Republic orders inquiry into Nama's controversial £1.2bn sell-off of NI property assets
The Irish Government has ordered an inquiry into the controversial £1.2bn sale of Northern Ireland property assets by 'bad bank' Nama.
After months of allegations and revelations, Taoiseach Enda Kenny took the unprecedented step of asking Opposition leaders to set out their concerns as he decides how the investigation should be conducted.
The Republic's spending watchdog found Nama lost up to £190m on the Project Eagle sale to US investment fund Cerberus in 2014.
The Comptroller and Auditor General (C&AG) said Nama undervalued loans associated with the 800 properties in the portfolio when it slapped on a £1.3bn price tag.
It warned Nama that it should have been concerned after one bidder, US investment fund Pimco, alerted it to a "success fee" payment of £15-16m for three parties behind the scenes and pulled out of the process.
The C&AG said Nama was warned by Pimco that the money was to be shared equally by Frank Cushnahan, Nama's former Northern Ireland adviser, Brown Rudnick, a US law firm that ultimately acted for two bidders, and a managing partner of Tughans, a Belfast law firm subcontracted to assist in the deal.
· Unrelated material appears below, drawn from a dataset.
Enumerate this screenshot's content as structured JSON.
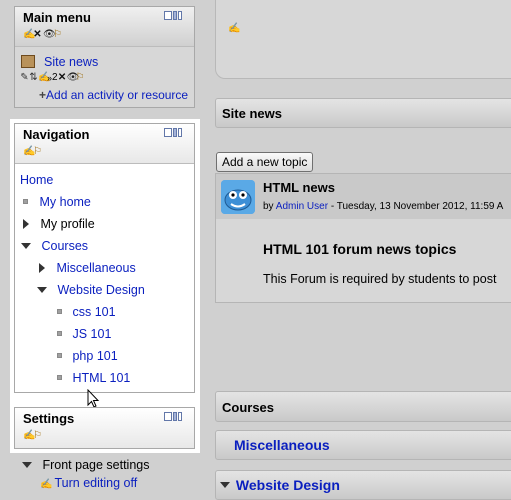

Mr Cushnahan has denied any wrongdoing.
The watchdog's audit found Nama was subsequently told by Cerberus that it had a separate "success fee" arrangement with Brown Rudnick and Tughans and money would be split 50/50.
The C&AG report also revealed that Nama reported a net loss of £162m on sales of assets held by Northern Ireland debtors in 2014.
The Project Eagle deal with Cerberus has been dogged by scandal for more than a year, including £7m linked to it being found in an Isle of Man bank account.
Former managing partner of Tughans, Ian Coulter, resigned after it was unearthed.
Nama said it categorically rejected the C&AG's findings and insisted it got the best price and one that could not be beaten today.
"There is nothing in the report that changes the unanimous view of the Nama board that the Project Eagle sale was the best achievable outcome for the State either back in 2014 or now in a post-Brexit environment," chairman Frank Daly said.
Project Eagle will first be examined by the Public Accounts Committee in Dublin.
Meetings are planned for the end of September and early October, first with Nama executives and then Finance Minister Michael Noonan.
One of the big issues in the midst of the controversies has been the cross-border aspect of the deal, in particular the inability of parliaments to compel witnesses from overseas.
Investigations have been launched by the UK's National Crime Agency, the US Department of Justice's Securities and Exchange Commission, as well as a parliamentary inquiry in Stormont.
Sinn Fein president Gerry Adams described the offer of an inquiry as welcome but belated.
He called for governments and statutory agencies in the north and south to give maximum co-operation to the inquiry.
Nama is the so-called bad bank set up in 2010 to take loans linked to property investments off bailed-out Irish banks at a discount.
It is on course to make a more than €1.75bn profit on its deals by 2020, but has faced repeated questions over its handling of Project Eagle.
Cerberus offered £1.241bn - just £11m above a reserve price reduced by £70m in the days before final bids were entered.
The only other bidder, Fortress, offered £1.075bn.
Nama previously revealed some of the assets in the Project Eagle portfolio were worth as little as 5p in the pound.
The C&AG said there was no indication that Nama had considered a bulk sale of its Northern Ireland assets until Brown Rudnick wrote on behalf of American investment fund Pimco in June 2013 offering an exclusive deal.
Tughans insisted it was not aware of the £7m transfer to the Isle of Man.
All parties involved in the 2014 transaction have denied wrongdoing.